From tales of sinking ships to murderous fights to bedroom shenanigans, a cast of 75 readers told the story of Homer’s “Odyssey” during a daylong event April 26 in Klarman Hall, the first event in the College of Arts & Sciences’ new “Arts Unplugged” initiative.
The daylong reading, spearheaded by Athena Kirk, assistant professor of classics, featured speakers from the community and local colleges, including state Assemblywoman Barbara Lifton, as well as special audio segments from Annie Lewandowski, senior lecturer in music.
Assemblywoman Barbara Lifton, left, talks to Odyssey organizer Athena Kirk, assistant professor of classics

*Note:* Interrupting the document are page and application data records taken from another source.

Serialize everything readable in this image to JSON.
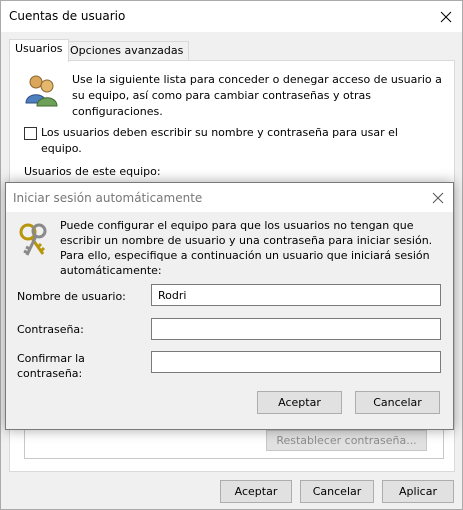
{
  "window": {
    "title": "Cuentas de usuario"
  },
  "tabs": [
    {
      "label": "Usuarios",
      "active": true
    },
    {
      "label": "Opciones avanzadas",
      "active": false
    }
  ],
  "users_tab": {
    "intro": "Use la siguiente lista para conceder o denegar acceso de usuario a su equipo, así como para cambiar contraseñas y otras configuraciones.",
    "require_login_checkbox": {
      "checked": false,
      "label": "Los usuarios deben escribir su nombre y contraseña para usar el equipo."
    },
    "users_heading": "Usuarios de este equipo:",
    "reset_password_button": "Restablecer contraseña..."
  },
  "main_buttons": {
    "ok": "Aceptar",
    "cancel": "Cancelar",
    "apply": "Aplicar"
  },
  "dialog": {
    "title": "Iniciar sesión automáticamente",
    "description": "Puede configurar el equipo para que los usuarios no tengan que escribir un nombre de usuario y una contraseña para iniciar sesión. Para ello, especifique a continuación un usuario que iniciará sesión automáticamente:",
    "fields": {
      "username": {
        "label": "Nombre de usuario:",
        "value": "Rodri"
      },
      "password": {
        "label": "Contraseña:",
        "value": ""
      },
      "confirm": {
        "label": "Confirmar la contraseña:",
        "value": ""
      }
    },
    "buttons": {
      "ok": "Aceptar",
      "cancel": "Cancelar"
    }
  },
  "icons": {
    "users": "users-icon",
    "keys": "keys-icon",
    "close": "close-icon"
  },
  "colors": {
    "window_bg": "#f0f0f0",
    "button_bg": "#e1e1e1",
    "disabled_text": "#8c8c8c",
    "dialog_title": "#777777"
  }
}
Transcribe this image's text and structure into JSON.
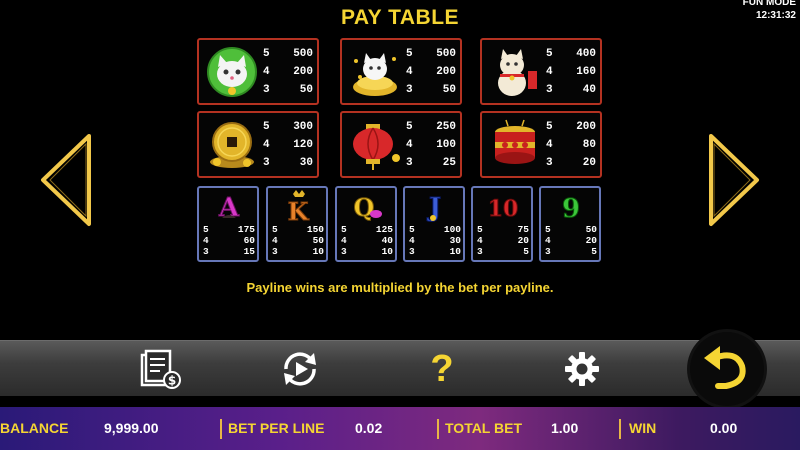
{
  "title": "PAY TABLE",
  "mode": {
    "label": "FUN MODE",
    "time": "12:31:32"
  },
  "big_symbols": [
    {
      "icon": "white-cat-coin-icon",
      "pays": [
        {
          "count": "5",
          "amount": "500"
        },
        {
          "count": "4",
          "amount": "200"
        },
        {
          "count": "3",
          "amount": "50"
        }
      ]
    },
    {
      "icon": "cat-gold-pot-icon",
      "pays": [
        {
          "count": "5",
          "amount": "500"
        },
        {
          "count": "4",
          "amount": "200"
        },
        {
          "count": "3",
          "amount": "50"
        }
      ]
    },
    {
      "icon": "lucky-cat-icon",
      "pays": [
        {
          "count": "5",
          "amount": "400"
        },
        {
          "count": "4",
          "amount": "160"
        },
        {
          "count": "3",
          "amount": "40"
        }
      ]
    },
    {
      "icon": "gold-coin-icon",
      "pays": [
        {
          "count": "5",
          "amount": "300"
        },
        {
          "count": "4",
          "amount": "120"
        },
        {
          "count": "3",
          "amount": "30"
        }
      ]
    },
    {
      "icon": "red-lantern-icon",
      "pays": [
        {
          "count": "5",
          "amount": "250"
        },
        {
          "count": "4",
          "amount": "100"
        },
        {
          "count": "3",
          "amount": "25"
        }
      ]
    },
    {
      "icon": "firecracker-drum-icon",
      "pays": [
        {
          "count": "5",
          "amount": "200"
        },
        {
          "count": "4",
          "amount": "80"
        },
        {
          "count": "3",
          "amount": "20"
        }
      ]
    }
  ],
  "small_symbols": [
    {
      "symbol": "A",
      "color": "#d838c8",
      "pays": [
        {
          "count": "5",
          "amount": "175"
        },
        {
          "count": "4",
          "amount": "60"
        },
        {
          "count": "3",
          "amount": "15"
        }
      ]
    },
    {
      "symbol": "K",
      "color": "#e8822a",
      "pays": [
        {
          "count": "5",
          "amount": "150"
        },
        {
          "count": "4",
          "amount": "50"
        },
        {
          "count": "3",
          "amount": "10"
        }
      ]
    },
    {
      "symbol": "Q",
      "color": "#f0c52a",
      "pays": [
        {
          "count": "5",
          "amount": "125"
        },
        {
          "count": "4",
          "amount": "40"
        },
        {
          "count": "3",
          "amount": "10"
        }
      ]
    },
    {
      "symbol": "J",
      "color": "#3c5ed8",
      "pays": [
        {
          "count": "5",
          "amount": "100"
        },
        {
          "count": "4",
          "amount": "30"
        },
        {
          "count": "3",
          "amount": "10"
        }
      ]
    },
    {
      "symbol": "10",
      "color": "#d8282a",
      "pays": [
        {
          "count": "5",
          "amount": "75"
        },
        {
          "count": "4",
          "amount": "20"
        },
        {
          "count": "3",
          "amount": "5"
        }
      ]
    },
    {
      "symbol": "9",
      "color": "#3cc63a",
      "pays": [
        {
          "count": "5",
          "amount": "50"
        },
        {
          "count": "4",
          "amount": "20"
        },
        {
          "count": "3",
          "amount": "5"
        }
      ]
    }
  ],
  "note": "Payline wins are multiplied by the bet per payline.",
  "toolbar": {
    "buttons": [
      "bet-settings-icon",
      "autospin-icon",
      "help-icon",
      "gear-icon"
    ],
    "help_glyph": "?",
    "back": "back-icon"
  },
  "status": {
    "balance_label": "BALANCE",
    "balance_value": "9,999.00",
    "bet_per_line_label": "BET PER LINE",
    "bet_per_line_value": "0.02",
    "total_bet_label": "TOTAL BET",
    "total_bet_value": "1.00",
    "win_label": "WIN",
    "win_value": "0.00"
  },
  "colors": {
    "accent": "#f5d533",
    "big_border": "#b43221",
    "small_border": "#6677b8"
  }
}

“Today I think everyone experienced the Odyssey and the Klarman space as they had not before, through the variegated tapestry of the readers' beautiful voices. To listen together as the poem filled the atrium was both collectively and individually moving,” Kirk said. “Though so many of us pass through here daily, it's seldom we all share in one activity -- and yet each of us also heard our own version of the text.”
"The Odyssey in Ithaca" began at 8 a.m. with a group of eight students and faculty reading the first 10 lines of the epic poem in Greek. From there, readers used a new translation by Emily Wilson — the first female translator of the work into English verse — and various forms of dramatic flair to tell the story of Odysseus’ 10-year journey home to Ithaka after the fall of Troy.
“This epic was originally a spoken work and there’s really no other opportunity to have it told to you in the original medium of communication,” said Alexa Saylan ’22, who showed up for the Greek reading at 8 a.m. and came back to read from Book 7, “A Magical Kingdom.” “An event like this shows that our cultural treasures are to be shared with everyone, that these texts that some people consider snooty or prestigious are really accessible for everyone to enjoy with common themes that resonate with people.
“We know Odysseus as a clever and witty hero, but the passage I read really shows his vulnerability. Even though he’s compared to gods and such, he’s really just a person suffering who wants to go back home.”
Dean Ray Jayawardhana
Saylan’s passage came right after the one read by Ray Jayawardhana, the Harold Tanner Dean of Arts & Sciences. Jayawardhana launched the new series “Arts Unplugged” to highlight the centrality of the liberal arts and sciences in the broader public sphere.
“This series showcases the extraordinary creative and scholarly work of our faculty and students,” he said. “Having the Odyssey reading as our first event was a telling example of the community coming together for intellectual engagement and inspiration.”
Ella Haselswerdt, a graduate student in the field of classics who helped to organize the event, spent the day in the atrium helping to corral readers and answer questions.
“The rhythms of a normal day in the bustling Temple of Zeus were folded into the dynamics of the performance, showing that this monumental ancient text is not incompatible with modern, quotidien experience— but rather they can interact and elevate one another,” she said.
In between student and faculty readers, many campus and community members took part in the event, including Cornell Police Chief David Honan, Hangar Theatre Artistic Director Michael Barakiva and Lifton.
Readers came from all backgrounds, departments and majors.
“I was happy to participate in this effort, which highlighted the importance of the humanities and the timeless nature of works of literature and art,” said Provost Michael Kotlikoff, who read from book 8, “Songs of a Poet.” “I also want to thank Athena for establishing a fun event that brought together so many areas of the campus and community.”
David Mimno, assistant professor of information science, read part of Chapter 12, “Difficult Choices,” which includes a run-in with a group of Sirens. During Mimno’s reading, Lewandowski played a series of whale sounds to offer listeners another audio experience of the story. Lewandowski’s work is supported by the Atkinson Center for a Sustainable Future.
As an undergrad, Mimno majored in Greek and Latin, as well as computer science.
“Being up there as a reader, you can see whether or not people are engaged and that’s a great perspective on Homer,” Mimno said. “He had to keep it moving; it had to be compelling and interesting.”
Daniel Gallagher, the Ralph and Jeanne Kanders Associate Professor of the Practice in Latin, had a particularly dramatic turn at the podium with his section of Chapter 9, “A Pirate in a Shepherd’s Cave.”
“I thought it was fantastic because so many people were passing through [Klarman Hall] with no idea that this was going on and many of them decided to sit down and listen,” he said. “That’s the whole idea. You might not know what’s going on, but if you stay for 5 or 10 minutes, you can really get caught up in the story.”
Gallagher said he hopes some listeners might be interested enough to read the rest of the story on their own. He was also impressed to see people hanging out in the atrium for much of the day, books in hand, following along. Gallagher even brought his kids – Bernard, 2, and Brigid, 1 – to listen.
“They knew this was something important and different,” he said. “There’s something magical about just sitting there for a while and absorbing what’s going on.”
Kirk said she received many suggestions for similar events.
“I am so thrilled by everyone's energy and enthusiasm surrounding the day, and with their ideas of for more texts to read,” she said. “I hope we can continue to engage with each other, and with literature, in this very special way.”